START Provided data

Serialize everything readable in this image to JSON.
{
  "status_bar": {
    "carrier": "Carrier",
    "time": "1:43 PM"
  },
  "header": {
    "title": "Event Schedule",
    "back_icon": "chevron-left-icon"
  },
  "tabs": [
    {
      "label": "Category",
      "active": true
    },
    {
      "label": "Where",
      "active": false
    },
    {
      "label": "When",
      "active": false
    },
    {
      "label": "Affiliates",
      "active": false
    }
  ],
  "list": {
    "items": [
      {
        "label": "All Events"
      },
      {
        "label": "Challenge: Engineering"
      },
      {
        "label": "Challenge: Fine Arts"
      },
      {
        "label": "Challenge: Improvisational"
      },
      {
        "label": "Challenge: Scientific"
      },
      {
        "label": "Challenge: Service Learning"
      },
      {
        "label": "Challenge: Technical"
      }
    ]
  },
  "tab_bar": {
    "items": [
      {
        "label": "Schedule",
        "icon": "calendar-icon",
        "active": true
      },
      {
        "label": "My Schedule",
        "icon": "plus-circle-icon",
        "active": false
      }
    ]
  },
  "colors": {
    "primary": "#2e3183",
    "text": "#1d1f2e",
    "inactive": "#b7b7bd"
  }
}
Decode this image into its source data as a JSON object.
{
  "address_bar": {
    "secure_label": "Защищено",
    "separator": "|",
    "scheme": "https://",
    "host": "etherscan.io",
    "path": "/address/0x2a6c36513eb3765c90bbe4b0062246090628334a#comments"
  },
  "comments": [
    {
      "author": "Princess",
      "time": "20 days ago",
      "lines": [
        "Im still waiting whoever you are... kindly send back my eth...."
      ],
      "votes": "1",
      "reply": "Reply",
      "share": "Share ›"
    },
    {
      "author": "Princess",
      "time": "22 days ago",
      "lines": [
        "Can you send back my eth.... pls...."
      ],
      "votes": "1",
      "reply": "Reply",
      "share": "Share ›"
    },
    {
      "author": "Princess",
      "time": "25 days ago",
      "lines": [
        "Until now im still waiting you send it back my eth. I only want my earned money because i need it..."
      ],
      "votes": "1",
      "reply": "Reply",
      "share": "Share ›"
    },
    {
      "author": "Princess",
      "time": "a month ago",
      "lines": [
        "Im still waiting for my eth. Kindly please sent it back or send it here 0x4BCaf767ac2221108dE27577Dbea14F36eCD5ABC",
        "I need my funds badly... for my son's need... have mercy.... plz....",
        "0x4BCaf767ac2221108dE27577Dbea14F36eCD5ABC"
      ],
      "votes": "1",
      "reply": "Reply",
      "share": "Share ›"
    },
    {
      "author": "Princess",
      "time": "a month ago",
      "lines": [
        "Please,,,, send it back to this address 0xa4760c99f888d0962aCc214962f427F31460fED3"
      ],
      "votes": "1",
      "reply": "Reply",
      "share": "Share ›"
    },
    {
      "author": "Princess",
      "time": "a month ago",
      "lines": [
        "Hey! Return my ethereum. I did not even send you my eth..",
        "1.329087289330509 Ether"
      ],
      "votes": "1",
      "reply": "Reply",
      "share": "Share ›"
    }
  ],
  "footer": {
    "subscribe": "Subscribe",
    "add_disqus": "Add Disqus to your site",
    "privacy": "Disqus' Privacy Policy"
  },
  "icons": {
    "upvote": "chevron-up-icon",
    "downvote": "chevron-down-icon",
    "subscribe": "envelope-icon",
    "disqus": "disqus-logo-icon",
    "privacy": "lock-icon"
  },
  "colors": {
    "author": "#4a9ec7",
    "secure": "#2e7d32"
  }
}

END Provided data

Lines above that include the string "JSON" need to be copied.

Serialize everything readable in this image to JSON.
Decode this image into its source data as a JSON object.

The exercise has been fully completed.